In one chilling scene, he cold-bloodedly engineers a man’s death just so he can test a nail-bomb. As the bloody, mutilated body slumps in front of him, Dern’s only interest is the symmetry of the holes on the wall behind the corpse. Yup, it’s fair to say the lad’s tuppence short of a shilling.

The good

Despite clocking in at the best part of two and a half hours, Black Sunday is never less than gripping.

The extended runtime gives Frankenheimer the scope to not only stage several exciting action set pieces (a bloody hotel shoot-out and motorboat chase are highlights) but properly develop the characters of his two protagonists.

While most espionage thrillers opt for either psychological depth (The Spy Who Came In From The Cold) or pyrotechnic thrills (The Spy Who Loved Me), Frankenheimer deftly fuses the two approaches.

This pays dividends for Frankenheimer during the credulity-stretching climax. As the blimp slowly, and very visibly, chugs towards its target (whatever it may be, this is certainly not a stealth operation), Robert Shaw is lowered from a pursuing helicopter in a desperate bid to stop the airship.

Predictably, things don’t go exactly to plan and our Bob is left clinging on to the side of blimp, looking for all the world like a midget trying to hump a very, very big woman. All the while, he frantically tries to attach a hook so the behemoth can be towed to safety by the chopper.

By rights this sequence should be every bit as a ridiculous as the ‘jump-the-shark’ moment in Die Hard 4.0 when Bruce Willis hitches a ride on a fighter jet. But with the viewer already fully invested in the characters and their motivations, the scene feels more like a natural conclusion rather than an absurdity bolted on to the end. (Which, in truth, it probably is.)

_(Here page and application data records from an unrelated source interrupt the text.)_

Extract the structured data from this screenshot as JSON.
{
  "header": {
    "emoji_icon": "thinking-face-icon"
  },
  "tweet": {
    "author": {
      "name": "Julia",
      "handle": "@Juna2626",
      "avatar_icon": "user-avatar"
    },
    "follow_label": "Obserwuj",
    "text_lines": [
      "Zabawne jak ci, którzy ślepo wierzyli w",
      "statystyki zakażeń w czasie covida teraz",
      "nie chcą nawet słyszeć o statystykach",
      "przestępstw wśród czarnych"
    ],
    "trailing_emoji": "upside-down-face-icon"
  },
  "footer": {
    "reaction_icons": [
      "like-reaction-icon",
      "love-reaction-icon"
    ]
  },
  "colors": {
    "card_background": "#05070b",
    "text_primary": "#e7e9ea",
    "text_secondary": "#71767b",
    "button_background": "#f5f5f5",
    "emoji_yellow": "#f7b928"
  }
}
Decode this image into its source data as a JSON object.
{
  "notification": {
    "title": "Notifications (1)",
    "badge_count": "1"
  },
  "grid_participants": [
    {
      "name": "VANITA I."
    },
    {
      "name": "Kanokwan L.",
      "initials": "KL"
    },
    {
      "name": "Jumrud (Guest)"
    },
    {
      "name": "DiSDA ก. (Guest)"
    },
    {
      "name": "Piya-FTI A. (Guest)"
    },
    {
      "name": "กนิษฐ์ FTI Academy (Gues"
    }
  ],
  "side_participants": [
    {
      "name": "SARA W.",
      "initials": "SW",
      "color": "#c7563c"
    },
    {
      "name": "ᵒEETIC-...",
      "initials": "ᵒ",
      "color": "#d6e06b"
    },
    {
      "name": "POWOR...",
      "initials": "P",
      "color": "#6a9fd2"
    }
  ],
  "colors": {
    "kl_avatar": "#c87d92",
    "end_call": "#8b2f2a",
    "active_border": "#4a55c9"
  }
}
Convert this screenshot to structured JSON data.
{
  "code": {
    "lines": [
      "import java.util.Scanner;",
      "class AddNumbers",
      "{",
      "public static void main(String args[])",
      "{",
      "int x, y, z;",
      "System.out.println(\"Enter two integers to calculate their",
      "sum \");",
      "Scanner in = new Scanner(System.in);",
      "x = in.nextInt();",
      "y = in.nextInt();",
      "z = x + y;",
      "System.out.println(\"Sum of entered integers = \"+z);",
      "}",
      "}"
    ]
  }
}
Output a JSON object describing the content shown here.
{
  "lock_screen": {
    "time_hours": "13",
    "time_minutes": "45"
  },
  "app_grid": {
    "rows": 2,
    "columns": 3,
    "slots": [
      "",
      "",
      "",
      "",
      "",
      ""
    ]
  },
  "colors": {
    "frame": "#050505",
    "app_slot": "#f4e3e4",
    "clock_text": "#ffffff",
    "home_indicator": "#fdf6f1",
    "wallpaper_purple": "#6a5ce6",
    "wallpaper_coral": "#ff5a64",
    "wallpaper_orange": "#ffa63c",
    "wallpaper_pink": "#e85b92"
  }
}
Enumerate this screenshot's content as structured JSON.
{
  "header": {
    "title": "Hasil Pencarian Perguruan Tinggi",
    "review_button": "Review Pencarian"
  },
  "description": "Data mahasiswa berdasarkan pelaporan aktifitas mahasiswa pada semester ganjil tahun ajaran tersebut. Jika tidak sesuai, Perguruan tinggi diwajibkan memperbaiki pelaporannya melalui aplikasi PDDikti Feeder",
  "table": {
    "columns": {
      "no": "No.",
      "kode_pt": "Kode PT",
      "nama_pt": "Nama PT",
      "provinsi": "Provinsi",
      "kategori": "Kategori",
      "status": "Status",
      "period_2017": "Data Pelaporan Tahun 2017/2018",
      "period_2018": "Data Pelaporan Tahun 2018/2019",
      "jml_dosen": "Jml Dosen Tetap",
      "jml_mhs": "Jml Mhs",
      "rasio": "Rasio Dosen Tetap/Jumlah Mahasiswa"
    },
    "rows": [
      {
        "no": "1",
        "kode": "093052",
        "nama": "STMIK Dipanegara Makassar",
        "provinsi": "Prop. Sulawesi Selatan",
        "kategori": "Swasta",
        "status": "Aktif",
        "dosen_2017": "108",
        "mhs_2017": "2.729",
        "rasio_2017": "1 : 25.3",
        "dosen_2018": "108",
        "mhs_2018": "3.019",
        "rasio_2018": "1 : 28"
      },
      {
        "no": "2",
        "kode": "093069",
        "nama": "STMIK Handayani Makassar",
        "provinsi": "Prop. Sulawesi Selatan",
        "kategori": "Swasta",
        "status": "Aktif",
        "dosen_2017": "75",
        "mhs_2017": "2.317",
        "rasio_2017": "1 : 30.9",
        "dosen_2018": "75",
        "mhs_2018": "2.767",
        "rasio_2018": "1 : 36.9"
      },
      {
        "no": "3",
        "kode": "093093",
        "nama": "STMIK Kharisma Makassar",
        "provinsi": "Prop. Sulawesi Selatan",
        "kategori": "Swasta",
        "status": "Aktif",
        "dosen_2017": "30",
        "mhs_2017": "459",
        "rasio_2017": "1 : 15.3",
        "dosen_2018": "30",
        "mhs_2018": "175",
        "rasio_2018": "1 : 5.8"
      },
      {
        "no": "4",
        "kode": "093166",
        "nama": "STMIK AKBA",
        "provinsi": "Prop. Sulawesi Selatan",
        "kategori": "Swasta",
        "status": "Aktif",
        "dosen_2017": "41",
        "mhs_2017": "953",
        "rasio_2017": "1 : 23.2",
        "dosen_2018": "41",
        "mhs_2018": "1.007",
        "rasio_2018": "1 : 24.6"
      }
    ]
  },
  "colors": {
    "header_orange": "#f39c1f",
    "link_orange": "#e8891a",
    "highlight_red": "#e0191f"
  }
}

The bad

This is a big budget Hollywood blockbuster, where good must eventually triumph. That means the terrorists are required to make a simple mistake that ultimately leads to their downfall. And what an avoidable cock-up it is.

Despite the attack being weeks away, one of the terrorists can’t resist recording the gloating message they plan to send the media claiming responsibility for the atrocity. Let’s just hope this damning tape doesn’t accidentally fall into hands of the Americans, giving them just enough information to track down the terrorists. Oh, wait… D’oh.

The unwatchable

Not so much unwatchable, as inaudible. Robert Shaw’s attempt at a kosher Israeli accent is so bizarre, Exploding Helicopter was forced turn the subtitles on after 20 minutes. Oy vey!

Exploding helicopter action

Since the dramatic focus of Black Sunday is an exploding zeppelin, the film may seem an unpromising prospect for chopper fireball fans. Fear not! For during the film’s exciting denouement, there is also some exploding rotary action to enjoy.

As the airship languidly floats towards the Superbowl, a police helicopter is scrambled to stop it. Happily, one of the terrorists has brought along a machine-gun and energetically opens fire on the copper’s chopper.

Trailing smoke and flames, the wounded whirlybird loses altitude before it suddenly explodes. It goes up, ironically enough, like the Hindenburg.

Artistic merit

Points have to be deducted for cheating. Rather than actually blow up the helicopter, footage of a fireball is superimposed over it. Due to the limitations of special effects in the Seventies, this trick was regularly – and unconvincingly – employed by filmmakers of the era (Diamonds Are Forever, for example.)

Watching today, it’s easy to sit and smirk. But Exploding Helicopter choses to salute these trailblazers who found ways to give us the chopper fireball thrills we craved despite the technical challenges of their day.

Exploding helicopter innovation

This blog has seen helicopters battle many different modes of transport: motorcycles, cars, airplanes, tanks, even trains. But, we’ve never seen one engaged in an aerial dogfight with a blimp. It remains unique to this day.

Favourite line

Understanding what makes a success or failure can be hard.

In Predator, Arnold Schwarzenegger immortalised the line: “Get to the chopper!” Sadly, Bruce Dern was unable to pull off the feat with his similar, but perhaps less catchy, “Get to the blimp!”

Maybe he should have tried it with a thick Austrian accent.


Black Sunday’s tagline is the perplexing ‘It could be tomorrow’. And indeed it might, assuming every day was Saturday.

Review by: Jafo